Salmon are particularly sensitive to sediment pollution that affects the quality of spawning habitat. The salmon population of the River Axe declined through the 1970s and 1980s to the extent where no salmon were recorded in the late 1980s and early 1990s. Most of the adult salmon returning to the Axe at present are probably derived from introduced hatchery-reared fish as part of rehabilitation work.

Our communities

The East Devon Catchment Partnership, established in 2014 under the Catchment Based Approach programme, has the following objectives:

To deliver positive and sustained outcomes for the water environment by promoting a better understanding of the environment at a local level; and

To encourage local collaboration and more transparent decision-making when both planning and delivering activities to improve the water environment.

We will adopt this approach to promote a platform for engagement, discussion and decisions of much wider benefits; including tackling diffuse agricultural and urban pollution, and widespread, historical alterations to the natural form of channels.

Community events will be held to enable engagement and delivery with communities across the catchment.

Working in partnership

The Partnership is hosted by Devon Wildlife Trust and
is made up of the following partners:

Blackdown Hills AONB Partnership

Clinton Devon Estates

Devon Wildlife Trust

East Devon AONB Partnership

East Devon District Council

Environment Agency
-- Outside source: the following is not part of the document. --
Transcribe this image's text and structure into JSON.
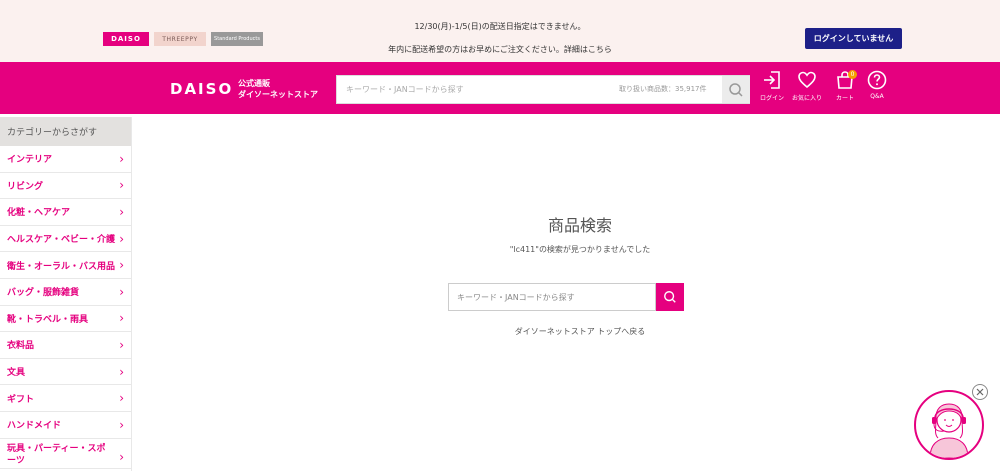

Exe Estuary Management Partnership

Exmoor Mires Partnership

Exmoor National Park


National Trust

Natural England

South West Water

Westcountry Rivers Trust
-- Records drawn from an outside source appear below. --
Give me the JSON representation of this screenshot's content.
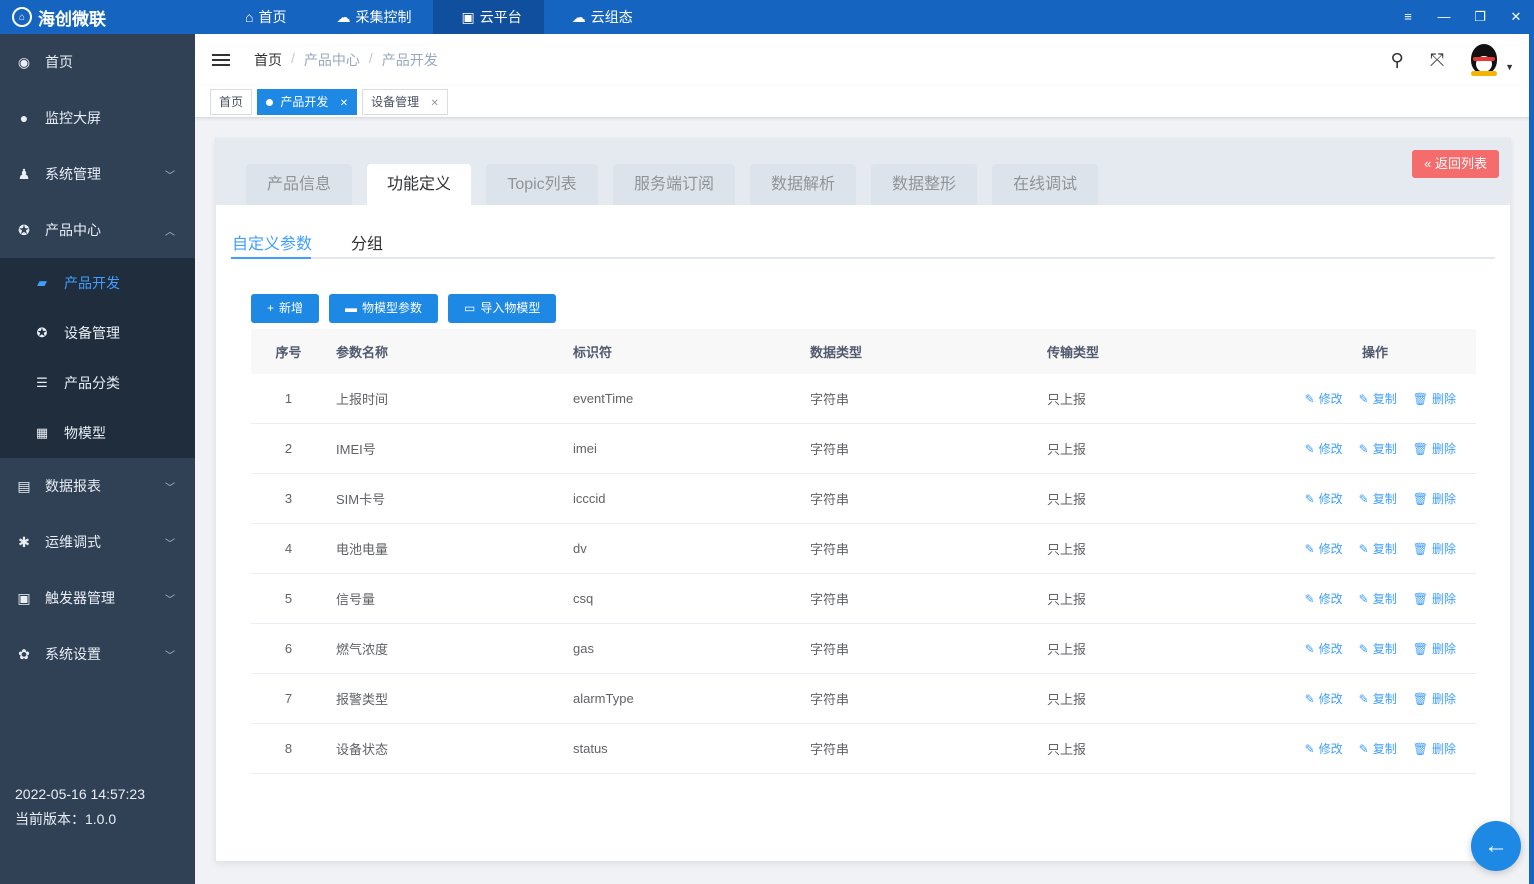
{
  "brand": {
    "name": "海创微联",
    "icon": "app-logo-icon"
  },
  "topnav": [
    {
      "label": "首页",
      "icon": "home-icon",
      "active": false
    },
    {
      "label": "采集控制",
      "icon": "cloud-control-icon",
      "active": false
    },
    {
      "label": "云平台",
      "icon": "cloud-platform-icon",
      "active": true
    },
    {
      "label": "云组态",
      "icon": "cloud-config-icon",
      "active": false
    }
  ],
  "sidebar": {
    "items": [
      {
        "label": "首页",
        "icon": "dashboard-icon"
      },
      {
        "label": "监控大屏",
        "icon": "globe-icon"
      },
      {
        "label": "系统管理",
        "icon": "user-icon"
      },
      {
        "label": "产品中心",
        "icon": "product-icon"
      }
    ],
    "sub_items": [
      {
        "label": "产品开发",
        "icon": "book-icon",
        "active": true
      },
      {
        "label": "设备管理",
        "icon": "device-icon",
        "active": false
      },
      {
        "label": "产品分类",
        "icon": "list-icon",
        "active": false
      },
      {
        "label": "物模型",
        "icon": "grid-icon",
        "active": false
      }
    ],
    "bottom_items": [
      {
        "label": "数据报表",
        "icon": "report-icon"
      },
      {
        "label": "运维调式",
        "icon": "bug-icon"
      },
      {
        "label": "触发器管理",
        "icon": "trigger-icon"
      },
      {
        "label": "系统设置",
        "icon": "gear-icon"
      }
    ],
    "datetime": "2022-05-16 14:57:23",
    "version": "当前版本：1.0.0"
  },
  "breadcrumb": [
    "首页",
    "产品中心",
    "产品开发"
  ],
  "tags": [
    {
      "label": "首页"
    },
    {
      "label": "产品开发"
    },
    {
      "label": "设备管理"
    }
  ],
  "card_tabs": [
    "产品信息",
    "功能定义",
    "Topic列表",
    "服务端订阅",
    "数据解析",
    "数据整形",
    "在线调试"
  ],
  "back_button": "返回列表",
  "subtabs": [
    "自定义参数",
    "分组"
  ],
  "toolbar": {
    "add": "新增",
    "model_params": "物模型参数",
    "import_model": "导入物模型"
  },
  "table": {
    "headers": [
      "序号",
      "参数名称",
      "标识符",
      "数据类型",
      "传输类型",
      "操作"
    ],
    "ops": [
      "修改",
      "复制",
      "删除"
    ],
    "rows": [
      {
        "idx": "1",
        "name": "上报时间",
        "ident": "eventTime",
        "dtype": "字符串",
        "ttype": "只上报"
      },
      {
        "idx": "2",
        "name": "IMEI号",
        "ident": "imei",
        "dtype": "字符串",
        "ttype": "只上报"
      },
      {
        "idx": "3",
        "name": "SIM卡号",
        "ident": "icccid",
        "dtype": "字符串",
        "ttype": "只上报"
      },
      {
        "idx": "4",
        "name": "电池电量",
        "ident": "dv",
        "dtype": "字符串",
        "ttype": "只上报"
      },
      {
        "idx": "5",
        "name": "信号量",
        "ident": "csq",
        "dtype": "字符串",
        "ttype": "只上报"
      },
      {
        "idx": "6",
        "name": "燃气浓度",
        "ident": "gas",
        "dtype": "字符串",
        "ttype": "只上报"
      },
      {
        "idx": "7",
        "name": "报警类型",
        "ident": "alarmType",
        "dtype": "字符串",
        "ttype": "只上报"
      },
      {
        "idx": "8",
        "name": "设备状态",
        "ident": "status",
        "dtype": "字符串",
        "ttype": "只上报"
      }
    ]
  },
  "colors": {
    "primary": "#1e88e5",
    "topbar": "#1565c0",
    "sidebar": "#304156",
    "danger": "#f56c6c",
    "link": "#409eff"
  }
}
Other key partners

Otter Valley Association, Sid Vale Association, Axe Vale and District Conservation Society, Axe Vale Rivers Association

County, City, District, Town and Parish Councils


Tale Valley Trust

Our work

The Partnership has produced a range of reports and surveys on the key characteristics and environmental opportunities of the catchment, specific events, projects and activities.

East Devon Catchment Partnership Evidence Review

An initial report detailing the context of our catchment and identifying opportunities for future work.

Our Action Plan outlines our key principles, goals, how we will engage and our priorities for delivery.

The plan also contains a summary of our priorities and actions/targets.

East Devon Catchment Partnership Community Conference 2018

Slide presentation from our conference, hosted at Deer Park Country House.

Projects and initiatives

A wide range of projects and initiatives have been – and are being – delivered and developed through Catchment partners, from soils management to natural flood management. A selection of these projects and related findings are detailed in the reports/resources listed below.

Soils & Natural Flood Management

A guide for land managers and advisors in Devon and Cornwall.

East Devon Diffuse Pollution Project Final Report

Runoff from maize can cause serious diffuse pollution and contribute to localised flooding.

The East Devon Diffuse Pollution project provided a ‘snapshot’ of the impact of maize growing in East Devon.

Ottery St Mary Natural Flood Management Project

Hydrological Monitoring and End of Project Reports (2021) from the Ottery St Mary NFM Project;
working to reduce the risk of flooding to properties in Ottery St. Mary and benefit wildlife in the catchment.

Naturalising Exeter’s Waterways – Initial Feasibility Report

This study focuses on the Northbrook, which rises in farmland above Exeter as the Mincinglake Stream
and flows for a total of 7.6km through Exeter before joining the River Exe.

Project Links

Website links to projects operating within the East Devon Catchment:


Connecting the Culm



River Otter Beaver Trial



Lower Otter Restoration Project



Upstream Thinking

Upstream Thinking – South West Water

Upstream Thinking – Westcountry Rivers Trust

Upstream Thinking – Devon Wildlife Trust



Corry & Coly NFM



Clyst Valley Regional Park



Exmoor Mires Partnership

Exmoor Mires Partnership – South West Water

Exmoor Mires Partnership – Exmoor National Park


Exmoor Non-Native Invasive Species Project


Translate »